=== What the task requires ===
Every entry has to be output exactly, with none skipped.
START Entries shown
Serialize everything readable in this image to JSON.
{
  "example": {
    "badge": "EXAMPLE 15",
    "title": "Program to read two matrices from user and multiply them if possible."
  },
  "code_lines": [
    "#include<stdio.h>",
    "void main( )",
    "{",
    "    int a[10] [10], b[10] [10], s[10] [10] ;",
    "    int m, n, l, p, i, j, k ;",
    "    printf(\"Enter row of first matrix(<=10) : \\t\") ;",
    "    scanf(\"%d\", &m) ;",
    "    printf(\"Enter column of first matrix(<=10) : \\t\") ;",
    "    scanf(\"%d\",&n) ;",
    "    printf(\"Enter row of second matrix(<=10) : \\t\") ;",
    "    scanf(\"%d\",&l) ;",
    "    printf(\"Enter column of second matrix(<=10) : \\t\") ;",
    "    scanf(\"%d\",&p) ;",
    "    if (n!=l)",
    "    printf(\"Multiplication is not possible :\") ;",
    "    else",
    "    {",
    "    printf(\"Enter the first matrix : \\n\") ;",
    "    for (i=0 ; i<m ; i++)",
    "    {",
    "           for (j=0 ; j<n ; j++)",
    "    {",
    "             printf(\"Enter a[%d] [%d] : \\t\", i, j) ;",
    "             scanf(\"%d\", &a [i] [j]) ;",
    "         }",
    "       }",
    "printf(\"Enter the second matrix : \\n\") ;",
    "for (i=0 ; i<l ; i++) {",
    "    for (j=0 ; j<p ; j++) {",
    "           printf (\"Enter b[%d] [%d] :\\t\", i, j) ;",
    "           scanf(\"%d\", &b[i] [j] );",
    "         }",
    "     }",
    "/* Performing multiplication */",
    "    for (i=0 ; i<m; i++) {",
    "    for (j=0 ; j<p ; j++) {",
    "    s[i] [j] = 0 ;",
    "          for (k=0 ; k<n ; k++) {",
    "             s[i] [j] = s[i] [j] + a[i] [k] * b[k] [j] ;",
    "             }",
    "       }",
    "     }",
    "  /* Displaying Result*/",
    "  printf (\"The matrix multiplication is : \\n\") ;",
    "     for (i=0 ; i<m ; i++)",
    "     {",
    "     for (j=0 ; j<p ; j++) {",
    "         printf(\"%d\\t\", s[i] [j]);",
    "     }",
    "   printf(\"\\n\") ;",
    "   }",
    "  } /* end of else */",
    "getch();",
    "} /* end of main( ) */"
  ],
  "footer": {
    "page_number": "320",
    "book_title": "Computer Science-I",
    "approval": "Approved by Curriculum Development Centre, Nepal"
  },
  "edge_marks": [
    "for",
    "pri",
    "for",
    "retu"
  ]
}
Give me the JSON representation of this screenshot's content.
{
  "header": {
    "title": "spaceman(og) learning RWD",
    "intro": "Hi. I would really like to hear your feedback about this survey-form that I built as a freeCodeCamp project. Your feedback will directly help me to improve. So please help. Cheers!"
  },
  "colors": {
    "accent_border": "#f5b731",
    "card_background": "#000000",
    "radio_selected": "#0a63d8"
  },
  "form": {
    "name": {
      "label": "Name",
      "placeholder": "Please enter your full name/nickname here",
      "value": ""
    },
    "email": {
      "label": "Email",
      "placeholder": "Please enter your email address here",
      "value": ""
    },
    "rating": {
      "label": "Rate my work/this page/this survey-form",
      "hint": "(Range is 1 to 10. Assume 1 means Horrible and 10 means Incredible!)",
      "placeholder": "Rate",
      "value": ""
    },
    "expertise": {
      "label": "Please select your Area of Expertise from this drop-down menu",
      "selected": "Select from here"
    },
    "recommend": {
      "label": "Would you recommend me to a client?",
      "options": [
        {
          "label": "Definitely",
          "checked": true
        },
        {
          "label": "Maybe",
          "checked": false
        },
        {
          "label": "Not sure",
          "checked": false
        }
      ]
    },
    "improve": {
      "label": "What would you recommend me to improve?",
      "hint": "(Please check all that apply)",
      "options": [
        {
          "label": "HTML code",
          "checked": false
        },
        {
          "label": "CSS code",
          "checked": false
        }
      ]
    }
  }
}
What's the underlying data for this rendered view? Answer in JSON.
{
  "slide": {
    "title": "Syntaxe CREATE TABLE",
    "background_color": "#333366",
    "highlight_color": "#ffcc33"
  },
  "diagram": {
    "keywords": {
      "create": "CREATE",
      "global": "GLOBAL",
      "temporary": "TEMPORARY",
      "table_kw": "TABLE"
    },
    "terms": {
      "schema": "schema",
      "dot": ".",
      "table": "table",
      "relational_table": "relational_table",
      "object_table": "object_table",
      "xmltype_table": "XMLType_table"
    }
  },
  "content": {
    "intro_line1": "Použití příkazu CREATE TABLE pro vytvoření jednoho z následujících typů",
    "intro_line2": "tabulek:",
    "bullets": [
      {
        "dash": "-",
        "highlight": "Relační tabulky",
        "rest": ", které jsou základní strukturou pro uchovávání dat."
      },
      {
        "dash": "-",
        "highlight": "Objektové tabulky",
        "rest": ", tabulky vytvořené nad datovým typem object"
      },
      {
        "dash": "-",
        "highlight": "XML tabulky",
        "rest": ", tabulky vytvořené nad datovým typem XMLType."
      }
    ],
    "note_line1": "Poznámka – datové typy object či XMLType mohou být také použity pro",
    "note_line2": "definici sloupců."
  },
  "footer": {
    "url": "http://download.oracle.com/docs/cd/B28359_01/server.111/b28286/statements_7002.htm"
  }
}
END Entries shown
=== Solution to this problem ===
Serialize everything readable in this image to JSON.
{
  "example": {
    "badge": "EXAMPLE 15",
    "title": "Program to read two matrices from user and multiply them if possible."
  },
  "code_lines": [
    "#include<stdio.h>",
    "void main( )",
    "{",
    "    int a[10] [10], b[10] [10], s[10] [10] ;",
    "    int m, n, l, p, i, j, k ;",
    "    printf(\"Enter row of first matrix(<=10) : \\t\") ;",
    "    scanf(\"%d\", &m) ;",
    "    printf(\"Enter column of first matrix(<=10) : \\t\") ;",
    "    scanf(\"%d\",&n) ;",
    "    printf(\"Enter row of second matrix(<=10) : \\t\") ;",
    "    scanf(\"%d\",&l) ;",
    "    printf(\"Enter column of second matrix(<=10) : \\t\") ;",
    "    scanf(\"%d\",&p) ;",
    "    if (n!=l)",
    "    printf(\"Multiplication is not possible :\") ;",
    "    else",
    "    {",
    "    printf(\"Enter the first matrix : \\n\") ;",
    "    for (i=0 ; i<m ; i++)",
    "    {",
    "           for (j=0 ; j<n ; j++)",
    "    {",
    "             printf(\"Enter a[%d] [%d] : \\t\", i, j) ;",
    "             scanf(\"%d\", &a [i] [j]) ;",
    "         }",
    "       }",
    "printf(\"Enter the second matrix : \\n\") ;",
    "for (i=0 ; i<l ; i++) {",
    "    for (j=0 ; j<p ; j++) {",
    "           printf (\"Enter b[%d] [%d] :\\t\", i, j) ;",
    "           scanf(\"%d\", &b[i] [j] );",
    "         }",
    "     }",
    "/* Performing multiplication */",
    "    for (i=0 ; i<m; i++) {",
    "    for (j=0 ; j<p ; j++) {",
    "    s[i] [j] = 0 ;",
    "          for (k=0 ; k<n ; k++) {",
    "             s[i] [j] = s[i] [j] + a[i] [k] * b[k] [j] ;",
    "             }",
    "       }",
    "     }",
    "  /* Displaying Result*/",
    "  printf (\"The matrix multiplication is : \\n\") ;",
    "     for (i=0 ; i<m ; i++)",
    "     {",
    "     for (j=0 ; j<p ; j++) {",
    "         printf(\"%d\\t\", s[i] [j]);",
    "     }",
    "   printf(\"\\n\") ;",
    "   }",
    "  } /* end of else */",
    "getch();",
    "} /* end of main( ) */"
  ],
  "footer": {
    "page_number": "320",
    "book_title": "Computer Science-I",
    "approval": "Approved by Curriculum Development Centre, Nepal"
  },
  "edge_marks": [
    "for",
    "pri",
    "for",
    "retu"
  ]
}
Give me the JSON representation of this screenshot's content.
{
  "header": {
    "title": "spaceman(og) learning RWD",
    "intro": "Hi. I would really like to hear your feedback about this survey-form that I built as a freeCodeCamp project. Your feedback will directly help me to improve. So please help. Cheers!"
  },
  "colors": {
    "accent_border": "#f5b731",
    "card_background": "#000000",
    "radio_selected": "#0a63d8"
  },
  "form": {
    "name": {
      "label": "Name",
      "placeholder": "Please enter your full name/nickname here",
      "value": ""
    },
    "email": {
      "label": "Email",
      "placeholder": "Please enter your email address here",
      "value": ""
    },
    "rating": {
      "label": "Rate my work/this page/this survey-form",
      "hint": "(Range is 1 to 10. Assume 1 means Horrible and 10 means Incredible!)",
      "placeholder": "Rate",
      "value": ""
    },
    "expertise": {
      "label": "Please select your Area of Expertise from this drop-down menu",
      "selected": "Select from here"
    },
    "recommend": {
      "label": "Would you recommend me to a client?",
      "options": [
        {
          "label": "Definitely",
          "checked": true
        },
        {
          "label": "Maybe",
          "checked": false
        },
        {
          "label": "Not sure",
          "checked": false
        }
      ]
    },
    "improve": {
      "label": "What would you recommend me to improve?",
      "hint": "(Please check all that apply)",
      "options": [
        {
          "label": "HTML code",
          "checked": false
        },
        {
          "label": "CSS code",
          "checked": false
        }
      ]
    }
  }
}
What's the underlying data for this rendered view? Answer in JSON.
{
  "slide": {
    "title": "Syntaxe CREATE TABLE",
    "background_color": "#333366",
    "highlight_color": "#ffcc33"
  },
  "diagram": {
    "keywords": {
      "create": "CREATE",
      "global": "GLOBAL",
      "temporary": "TEMPORARY",
      "table_kw": "TABLE"
    },
    "terms": {
      "schema": "schema",
      "dot": ".",
      "table": "table",
      "relational_table": "relational_table",
      "object_table": "object_table",
      "xmltype_table": "XMLType_table"
    }
  },
  "content": {
    "intro_line1": "Použití příkazu CREATE TABLE pro vytvoření jednoho z následujících typů",
    "intro_line2": "tabulek:",
    "bullets": [
      {
        "dash": "-",
        "highlight": "Relační tabulky",
        "rest": ", které jsou základní strukturou pro uchovávání dat."
      },
      {
        "dash": "-",
        "highlight": "Objektové tabulky",
        "rest": ", tabulky vytvořené nad datovým typem object"
      },
      {
        "dash": "-",
        "highlight": "XML tabulky",
        "rest": ", tabulky vytvořené nad datovým typem XMLType."
      }
    ],
    "note_line1": "Poznámka – datové typy object či XMLType mohou být také použity pro",
    "note_line2": "definici sloupců."
  },
  "footer": {
    "url": "http://download.oracle.com/docs/cd/B28359_01/server.111/b28286/statements_7002.htm"
  }
}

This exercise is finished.